It's rare that you find a complex puzzle game as ominous and creepy as The Room, which is why the new layers of intricate depth and unsettling atmosphere worked into its spooky sequel make it a welcome foray back into the dark. The Room Two scales back the challenge of its predecessor ever so slightly while broadening its range of puzzles to keep things fresh. And yes, if you play it alone in a dark room with headphones on, you will undoubtedly get a few scares along the way.
The first thing you'll notice when starting up Lawless is the insane level of detail applied to the arcade-style shooter’s characters and environments. It’s seriously one of the best-looking mobile games this side of Infinity Blade III. But much like how an intriguing-looking book might be devoid of anything interesting to say, a game’s contents may not match its memorable sheen — and that's definitely the case here. The intense firefights and crew-based combat of Lawless quickly lose their shine, and it ultimately proves to be just another tepid free-to-play grind.
Even more so than the middling Angry Birds Star Wars II, Angry Birds Go! feels like an elaborate advertisement for other products rather than a purposeful game. The ever-in-vogue kart racer spinoff is tied into a series of marginally useful Telepods toys, and also tries to sell its soundtrack from the menu screens. But this free-to-play affair takes things much further via the introduction of sponsored boosts. Want to keep your kart from breaking down during a race? Use the State Farm Insurance power-up. Much more galling is the Goldfish-branded speed boost, which shoots a stream of virtual cheddar crackers behind your kart for the entire race. No, really.
Where most video apps on our iPhones focus purely on Kodak moments, Lightt is kind of like a personal documentarian.
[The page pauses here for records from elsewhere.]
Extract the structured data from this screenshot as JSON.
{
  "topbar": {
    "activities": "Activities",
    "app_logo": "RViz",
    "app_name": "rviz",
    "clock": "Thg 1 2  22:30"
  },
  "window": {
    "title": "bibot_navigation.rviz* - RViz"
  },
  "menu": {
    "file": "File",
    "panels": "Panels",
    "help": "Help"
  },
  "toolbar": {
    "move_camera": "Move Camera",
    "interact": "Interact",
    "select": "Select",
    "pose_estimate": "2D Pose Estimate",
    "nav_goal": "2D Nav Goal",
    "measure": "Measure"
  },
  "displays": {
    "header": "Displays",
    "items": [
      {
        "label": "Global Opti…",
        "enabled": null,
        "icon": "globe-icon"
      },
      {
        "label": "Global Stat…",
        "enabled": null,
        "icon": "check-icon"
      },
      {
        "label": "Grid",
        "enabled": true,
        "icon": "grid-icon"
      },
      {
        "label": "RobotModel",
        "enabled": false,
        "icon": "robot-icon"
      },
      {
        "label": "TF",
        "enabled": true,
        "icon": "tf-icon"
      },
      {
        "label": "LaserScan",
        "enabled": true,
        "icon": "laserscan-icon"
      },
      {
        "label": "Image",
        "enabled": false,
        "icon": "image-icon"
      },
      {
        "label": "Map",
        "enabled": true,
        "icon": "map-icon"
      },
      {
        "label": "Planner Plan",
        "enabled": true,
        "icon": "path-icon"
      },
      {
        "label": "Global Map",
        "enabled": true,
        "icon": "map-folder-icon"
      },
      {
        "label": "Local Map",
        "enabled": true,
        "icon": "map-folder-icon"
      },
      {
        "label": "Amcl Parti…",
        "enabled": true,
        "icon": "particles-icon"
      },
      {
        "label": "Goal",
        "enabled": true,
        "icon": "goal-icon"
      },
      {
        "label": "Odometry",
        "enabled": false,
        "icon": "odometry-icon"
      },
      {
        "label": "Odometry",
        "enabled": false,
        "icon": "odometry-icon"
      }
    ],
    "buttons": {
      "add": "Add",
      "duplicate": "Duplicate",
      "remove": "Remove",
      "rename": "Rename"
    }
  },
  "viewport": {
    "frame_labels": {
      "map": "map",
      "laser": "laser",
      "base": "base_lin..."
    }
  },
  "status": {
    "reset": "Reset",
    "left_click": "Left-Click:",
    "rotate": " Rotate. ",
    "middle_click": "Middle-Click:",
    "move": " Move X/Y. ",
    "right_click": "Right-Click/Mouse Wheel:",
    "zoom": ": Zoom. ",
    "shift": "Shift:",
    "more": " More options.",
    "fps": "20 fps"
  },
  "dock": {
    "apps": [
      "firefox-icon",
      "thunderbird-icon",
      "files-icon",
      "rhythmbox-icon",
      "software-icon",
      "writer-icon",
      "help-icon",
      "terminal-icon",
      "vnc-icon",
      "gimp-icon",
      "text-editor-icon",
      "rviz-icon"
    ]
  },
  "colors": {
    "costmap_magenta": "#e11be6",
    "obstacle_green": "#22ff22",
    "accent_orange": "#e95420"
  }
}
With an eye for short clips that can be quickly captured and posted, the video-recording app stitches together your posts into an endless looping timeline that plays a bit like a disjointed flip book. Version 3 brings it up to speed with its filter-happy contemporaries, and a host of editing and audio tools make it a viable alternative to Vine and Instagram.
Many OS X plugins and iOS amps offer software-modeled versions of guitar amplifiers, but Bias - Amps! — an iPad-only app from Positive Grid — is the most impressive and totally realistic one we’ve ever heard. It’s so good, you might be tempted to sell your heavy old Fender Super Twin Reverb on eBay and buy a dedicated iPad to run it. And if you’re the kind of six-string slinger who’s not afraid to get under the hood, you can fine-tune your tone in ways we’ve never seen in software.